The World Bank has approved a $3.75bn (£2.45bn) loan for a huge new coal-fired power station in South Africa, despite environmental concerns.
Utility firm Eskom says the plant is needed to end power shortages, which have recently plagued South Africa.
But environmentalists say the World Bank should not finance plants which could increase carbon emissions.
The US, the largest lender to the World Bank, the UK and the Netherlands abstained from the vote.
Eskom said the 4,800 megawatt plant would help South Africa meet its increasing demand for energy, and even export to neighbouring countries.

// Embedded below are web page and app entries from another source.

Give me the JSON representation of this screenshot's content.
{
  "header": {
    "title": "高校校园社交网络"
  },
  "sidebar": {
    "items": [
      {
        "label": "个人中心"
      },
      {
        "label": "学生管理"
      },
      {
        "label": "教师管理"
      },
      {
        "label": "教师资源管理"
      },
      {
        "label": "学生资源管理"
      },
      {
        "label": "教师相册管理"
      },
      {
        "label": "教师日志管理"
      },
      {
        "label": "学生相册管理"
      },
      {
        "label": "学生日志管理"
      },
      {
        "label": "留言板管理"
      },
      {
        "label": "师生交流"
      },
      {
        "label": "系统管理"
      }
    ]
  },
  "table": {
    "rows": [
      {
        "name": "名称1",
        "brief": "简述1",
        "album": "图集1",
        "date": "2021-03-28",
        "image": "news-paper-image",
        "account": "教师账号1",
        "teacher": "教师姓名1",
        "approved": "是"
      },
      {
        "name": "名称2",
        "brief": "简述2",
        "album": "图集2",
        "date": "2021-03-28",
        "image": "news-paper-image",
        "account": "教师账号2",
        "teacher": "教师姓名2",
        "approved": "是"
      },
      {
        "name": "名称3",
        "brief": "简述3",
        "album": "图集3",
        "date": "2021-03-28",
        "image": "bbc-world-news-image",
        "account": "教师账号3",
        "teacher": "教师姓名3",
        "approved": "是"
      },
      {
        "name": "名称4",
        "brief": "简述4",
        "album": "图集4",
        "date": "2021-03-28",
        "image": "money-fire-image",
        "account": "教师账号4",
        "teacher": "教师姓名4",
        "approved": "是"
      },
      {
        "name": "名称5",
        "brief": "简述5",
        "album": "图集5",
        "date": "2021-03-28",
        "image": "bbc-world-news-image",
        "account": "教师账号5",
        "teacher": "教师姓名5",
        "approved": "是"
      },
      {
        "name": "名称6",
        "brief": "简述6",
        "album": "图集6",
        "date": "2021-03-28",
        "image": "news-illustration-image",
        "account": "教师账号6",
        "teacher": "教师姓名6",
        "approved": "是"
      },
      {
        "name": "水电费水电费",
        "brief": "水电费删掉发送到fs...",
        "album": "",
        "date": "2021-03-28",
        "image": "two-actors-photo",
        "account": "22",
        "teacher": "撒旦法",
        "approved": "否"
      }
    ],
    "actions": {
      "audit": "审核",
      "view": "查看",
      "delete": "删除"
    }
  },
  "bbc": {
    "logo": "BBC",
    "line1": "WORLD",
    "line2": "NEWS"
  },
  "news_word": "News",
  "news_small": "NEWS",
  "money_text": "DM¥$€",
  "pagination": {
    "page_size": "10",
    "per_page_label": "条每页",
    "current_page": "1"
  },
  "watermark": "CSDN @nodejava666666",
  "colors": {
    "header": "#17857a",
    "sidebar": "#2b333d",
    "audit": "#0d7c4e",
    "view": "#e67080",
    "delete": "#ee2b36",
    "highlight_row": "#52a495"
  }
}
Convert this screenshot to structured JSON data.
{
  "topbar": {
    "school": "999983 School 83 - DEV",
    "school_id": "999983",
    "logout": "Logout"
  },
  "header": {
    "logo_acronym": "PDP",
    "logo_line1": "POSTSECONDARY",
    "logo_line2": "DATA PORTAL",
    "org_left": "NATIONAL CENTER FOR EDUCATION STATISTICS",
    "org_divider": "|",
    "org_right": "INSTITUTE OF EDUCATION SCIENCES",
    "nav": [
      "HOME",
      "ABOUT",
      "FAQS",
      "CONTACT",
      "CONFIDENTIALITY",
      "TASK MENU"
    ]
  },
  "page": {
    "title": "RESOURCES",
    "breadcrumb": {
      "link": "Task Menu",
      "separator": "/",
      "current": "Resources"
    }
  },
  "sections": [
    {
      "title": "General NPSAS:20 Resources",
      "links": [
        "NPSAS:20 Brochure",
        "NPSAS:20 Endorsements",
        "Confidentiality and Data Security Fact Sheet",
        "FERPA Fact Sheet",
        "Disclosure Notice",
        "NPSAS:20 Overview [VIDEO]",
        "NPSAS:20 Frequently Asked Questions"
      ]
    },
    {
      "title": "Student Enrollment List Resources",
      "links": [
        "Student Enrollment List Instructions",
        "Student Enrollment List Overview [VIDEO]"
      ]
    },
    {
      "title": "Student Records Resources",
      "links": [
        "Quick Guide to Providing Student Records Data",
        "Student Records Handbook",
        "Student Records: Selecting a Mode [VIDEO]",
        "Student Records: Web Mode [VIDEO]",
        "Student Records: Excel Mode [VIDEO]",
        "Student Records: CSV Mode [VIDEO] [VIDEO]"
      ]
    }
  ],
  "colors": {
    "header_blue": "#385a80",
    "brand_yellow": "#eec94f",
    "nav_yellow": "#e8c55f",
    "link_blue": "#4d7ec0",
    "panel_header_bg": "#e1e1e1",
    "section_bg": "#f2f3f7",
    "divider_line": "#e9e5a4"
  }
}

World Bank vice-president for Africa Obiageli K Ezekwesili said South Africa needed a better power supply to help raise living standards.
"Access to energy is essential for fighting poverty and catalyzing growth, both in South Africa and the wider region," the AP news agency quotes her as saying.
Some $475m of the loan will be used for renewable power, such as wind and solar projects.
This is the second major loan for the construction of the plant.
Last year, the African Development Bank $2.77bn (£1.81 bn) to the company to build the Medupi power plant.
A group of 125 campaign organisations had sent a letter to the World Bank, arguing that the project would not bring electricity to the poor but would benefit large mining houses and smelters, reports say.
A complaint submitted this week to the World Bank's independent complaint body, on behalf of residents living near Medupi power plant, claims the project violates World Bank policies, reports Talk Radio 702.
The plant is expected to be commissioned by February 2012.